Reproduce the data in its entirety, exactly as supplied.

═══ ENTRIES SUPPLIED

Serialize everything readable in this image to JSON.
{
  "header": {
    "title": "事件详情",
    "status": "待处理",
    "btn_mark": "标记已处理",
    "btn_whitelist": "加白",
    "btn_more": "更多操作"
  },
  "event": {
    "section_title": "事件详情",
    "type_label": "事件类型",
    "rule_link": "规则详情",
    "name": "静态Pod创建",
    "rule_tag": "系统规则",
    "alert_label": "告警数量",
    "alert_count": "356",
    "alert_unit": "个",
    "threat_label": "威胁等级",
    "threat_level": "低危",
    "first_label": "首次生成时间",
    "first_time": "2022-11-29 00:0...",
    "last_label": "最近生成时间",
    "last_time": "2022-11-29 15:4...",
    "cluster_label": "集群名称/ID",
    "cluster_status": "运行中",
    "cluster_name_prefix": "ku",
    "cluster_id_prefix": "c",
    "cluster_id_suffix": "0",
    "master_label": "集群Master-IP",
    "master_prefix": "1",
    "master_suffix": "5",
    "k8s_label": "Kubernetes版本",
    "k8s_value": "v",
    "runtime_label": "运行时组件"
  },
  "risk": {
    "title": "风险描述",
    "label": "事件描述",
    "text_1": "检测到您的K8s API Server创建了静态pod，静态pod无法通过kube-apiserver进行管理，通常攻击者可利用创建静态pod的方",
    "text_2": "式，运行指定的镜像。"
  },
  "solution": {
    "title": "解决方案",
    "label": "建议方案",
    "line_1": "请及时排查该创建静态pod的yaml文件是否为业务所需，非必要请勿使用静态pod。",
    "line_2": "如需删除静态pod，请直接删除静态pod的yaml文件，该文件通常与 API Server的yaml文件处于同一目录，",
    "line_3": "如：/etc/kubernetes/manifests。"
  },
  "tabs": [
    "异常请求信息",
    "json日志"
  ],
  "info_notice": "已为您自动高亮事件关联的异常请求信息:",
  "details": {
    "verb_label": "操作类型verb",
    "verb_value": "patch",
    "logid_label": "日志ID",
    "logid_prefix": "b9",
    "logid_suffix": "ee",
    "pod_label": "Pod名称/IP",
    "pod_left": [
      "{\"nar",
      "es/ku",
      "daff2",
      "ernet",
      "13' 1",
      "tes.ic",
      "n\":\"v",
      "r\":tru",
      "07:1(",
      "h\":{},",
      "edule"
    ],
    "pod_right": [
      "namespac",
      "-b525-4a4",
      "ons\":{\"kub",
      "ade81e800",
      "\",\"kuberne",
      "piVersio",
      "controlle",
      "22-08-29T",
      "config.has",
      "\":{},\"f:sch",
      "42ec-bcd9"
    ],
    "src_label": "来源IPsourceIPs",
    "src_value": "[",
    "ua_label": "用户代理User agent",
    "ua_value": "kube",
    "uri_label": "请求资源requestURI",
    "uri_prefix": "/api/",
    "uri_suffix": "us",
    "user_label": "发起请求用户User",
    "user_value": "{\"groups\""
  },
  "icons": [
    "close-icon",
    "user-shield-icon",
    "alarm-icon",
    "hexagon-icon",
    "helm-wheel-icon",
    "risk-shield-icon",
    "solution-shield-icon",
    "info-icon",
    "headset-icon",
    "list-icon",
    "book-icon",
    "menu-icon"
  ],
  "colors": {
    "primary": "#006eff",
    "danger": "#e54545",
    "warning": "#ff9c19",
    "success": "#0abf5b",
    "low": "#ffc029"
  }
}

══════

■ WRITTEN SOLUTION:
Serialize everything readable in this image to JSON.
{
  "header": {
    "title": "事件详情",
    "status": "待处理",
    "btn_mark": "标记已处理",
    "btn_whitelist": "加白",
    "btn_more": "更多操作"
  },
  "event": {
    "section_title": "事件详情",
    "type_label": "事件类型",
    "rule_link": "规则详情",
    "name": "静态Pod创建",
    "rule_tag": "系统规则",
    "alert_label": "告警数量",
    "alert_count": "356",
    "alert_unit": "个",
    "threat_label": "威胁等级",
    "threat_level": "低危",
    "first_label": "首次生成时间",
    "first_time": "2022-11-29 00:0...",
    "last_label": "最近生成时间",
    "last_time": "2022-11-29 15:4...",
    "cluster_label": "集群名称/ID",
    "cluster_status": "运行中",
    "cluster_name_prefix": "ku",
    "cluster_id_prefix": "c",
    "cluster_id_suffix": "0",
    "master_label": "集群Master-IP",
    "master_prefix": "1",
    "master_suffix": "5",
    "k8s_label": "Kubernetes版本",
    "k8s_value": "v",
    "runtime_label": "运行时组件"
  },
  "risk": {
    "title": "风险描述",
    "label": "事件描述",
    "text_1": "检测到您的K8s API Server创建了静态pod，静态pod无法通过kube-apiserver进行管理，通常攻击者可利用创建静态pod的方",
    "text_2": "式，运行指定的镜像。"
  },
  "solution": {
    "title": "解决方案",
    "label": "建议方案",
    "line_1": "请及时排查该创建静态pod的yaml文件是否为业务所需，非必要请勿使用静态pod。",
    "line_2": "如需删除静态pod，请直接删除静态pod的yaml文件，该文件通常与 API Server的yaml文件处于同一目录，",
    "line_3": "如：/etc/kubernetes/manifests。"
  },
  "tabs": [
    "异常请求信息",
    "json日志"
  ],
  "info_notice": "已为您自动高亮事件关联的异常请求信息:",
  "details": {
    "verb_label": "操作类型verb",
    "verb_value": "patch",
    "logid_label": "日志ID",
    "logid_prefix": "b9",
    "logid_suffix": "ee",
    "pod_label": "Pod名称/IP",
    "pod_left": [
      "{\"nar",
      "es/ku",
      "daff2",
      "ernet",
      "13' 1",
      "tes.ic",
      "n\":\"v",
      "r\":tru",
      "07:1(",
      "h\":{},",
      "edule"
    ],
    "pod_right": [
      "namespac",
      "-b525-4a4",
      "ons\":{\"kub",
      "ade81e800",
      "\",\"kuberne",
      "piVersio",
      "controlle",
      "22-08-29T",
      "config.has",
      "\":{},\"f:sch",
      "42ec-bcd9"
    ],
    "src_label": "来源IPsourceIPs",
    "src_value": "[",
    "ua_label": "用户代理User agent",
    "ua_value": "kube",
    "uri_label": "请求资源requestURI",
    "uri_prefix": "/api/",
    "uri_suffix": "us",
    "user_label": "发起请求用户User",
    "user_value": "{\"groups\""
  },
  "icons": [
    "close-icon",
    "user-shield-icon",
    "alarm-icon",
    "hexagon-icon",
    "helm-wheel-icon",
    "risk-shield-icon",
    "solution-shield-icon",
    "info-icon",
    "headset-icon",
    "list-icon",
    "book-icon",
    "menu-icon"
  ],
  "colors": {
    "primary": "#006eff",
    "danger": "#e54545",
    "warning": "#ff9c19",
    "success": "#0abf5b",
    "low": "#ffc029"
  }
}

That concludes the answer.